# MATERIAL PROVIDED
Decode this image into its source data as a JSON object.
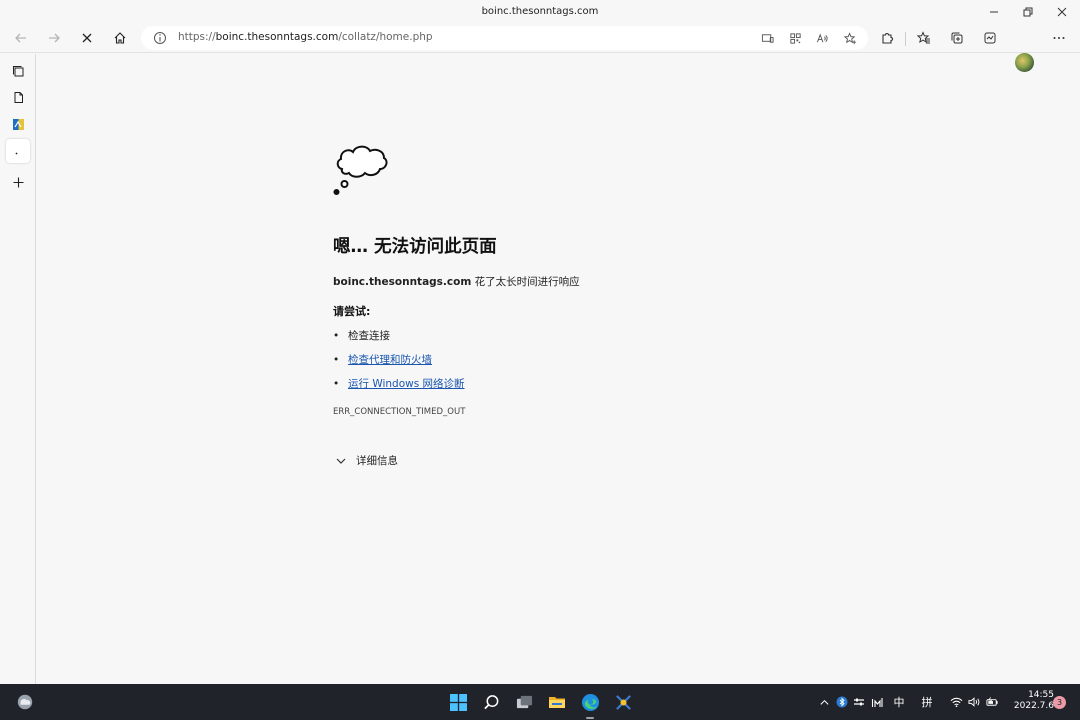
{
  "window": {
    "title": "boinc.thesonntags.com"
  },
  "toolbar": {
    "url_prefix": "https://",
    "url_host": "boinc.thesonntags.com",
    "url_path": "/collatz/home.php"
  },
  "error_page": {
    "heading": "嗯… 无法访问此页面",
    "host": "boinc.thesonntags.com",
    "message": " 花了太长时间进行响应",
    "try_label": "请尝试:",
    "suggestions": [
      {
        "bullet": "•",
        "text": "检查连接"
      },
      {
        "bullet": "•",
        "text": "检查代理和防火墙"
      },
      {
        "bullet": "•",
        "text": "运行 Windows 网络诊断"
      }
    ],
    "error_code": "ERR_CONNECTION_TIMED_OUT",
    "details_label": "详细信息"
  },
  "taskbar": {
    "ime_lang": "中",
    "ime_mode": "拼",
    "time": "14:55",
    "date": "2022.7.6",
    "notification_count": "3"
  },
  "colors": {
    "link": "#1a56b0",
    "taskbar_bg": "#20242a",
    "page_bg": "#f7f7f7"
  }
}
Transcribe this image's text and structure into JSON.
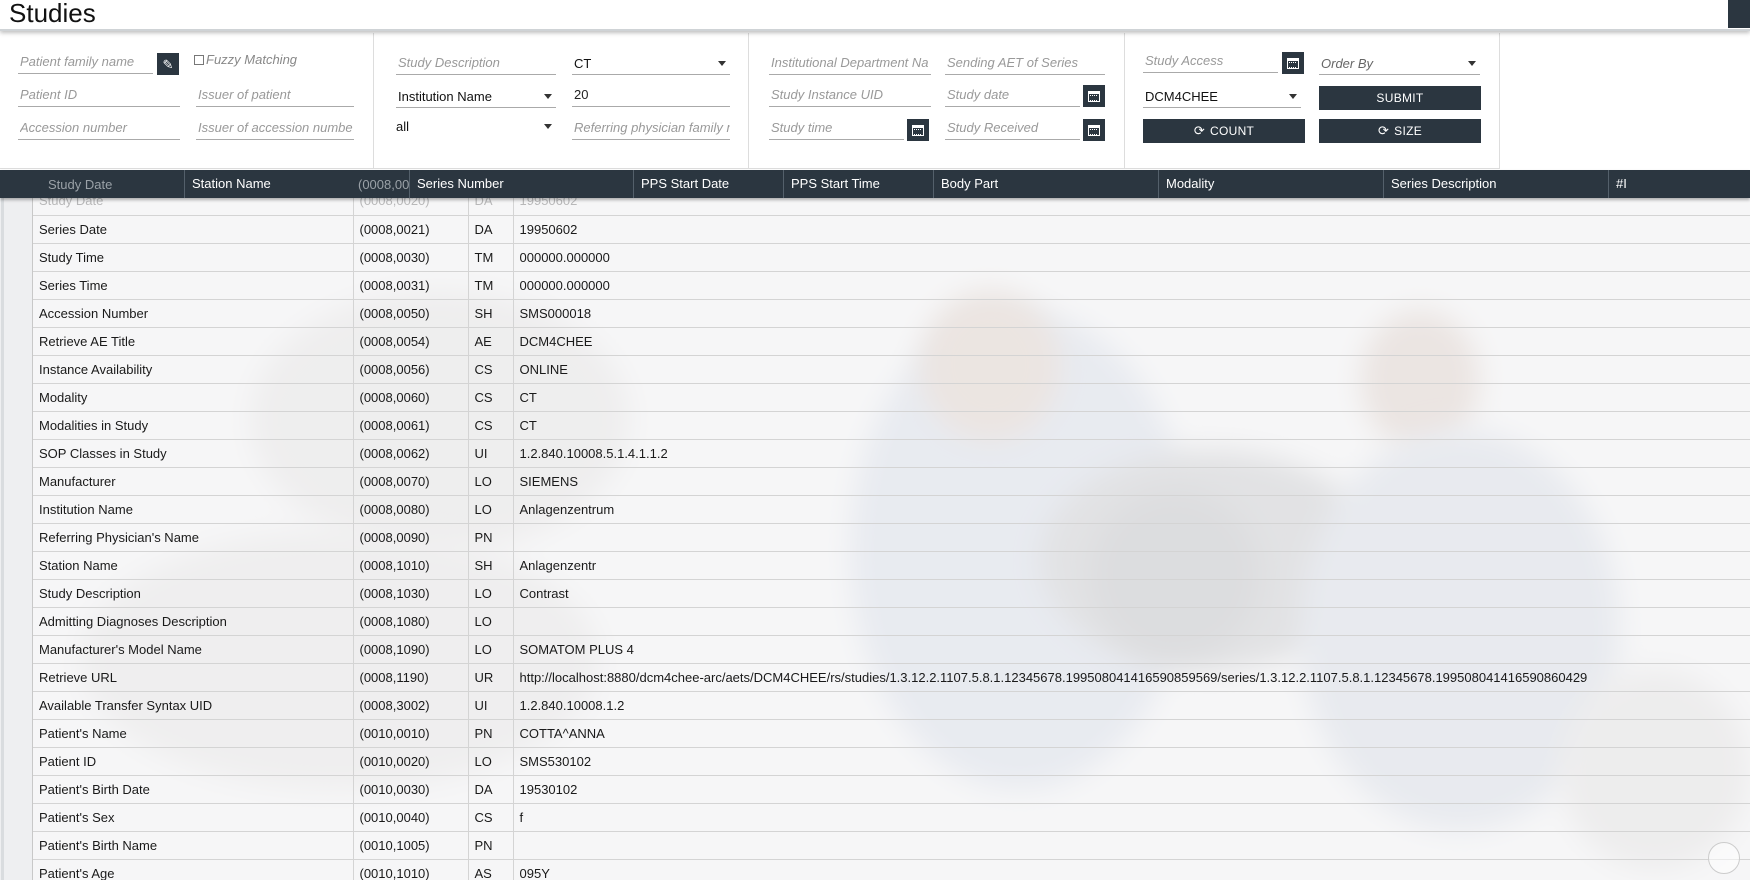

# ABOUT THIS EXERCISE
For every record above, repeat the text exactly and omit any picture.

# RESPONSE
Decode this image into its source data as a JSON object.
{
  "window": {
    "title": "boinc.thesonntags.com"
  },
  "toolbar": {
    "url_prefix": "https://",
    "url_host": "boinc.thesonntags.com",
    "url_path": "/collatz/home.php"
  },
  "error_page": {
    "heading": "嗯… 无法访问此页面",
    "host": "boinc.thesonntags.com",
    "message": " 花了太长时间进行响应",
    "try_label": "请尝试:",
    "suggestions": [
      {
        "bullet": "•",
        "text": "检查连接"
      },
      {
        "bullet": "•",
        "text": "检查代理和防火墙"
      },
      {
        "bullet": "•",
        "text": "运行 Windows 网络诊断"
      }
    ],
    "error_code": "ERR_CONNECTION_TIMED_OUT",
    "details_label": "详细信息"
  },
  "taskbar": {
    "ime_lang": "中",
    "ime_mode": "拼",
    "time": "14:55",
    "date": "2022.7.6",
    "notification_count": "3"
  },
  "colors": {
    "link": "#1a56b0",
    "taskbar_bg": "#20242a",
    "page_bg": "#f7f7f7"
  }
}
Transcribe this image's text and structure into JSON.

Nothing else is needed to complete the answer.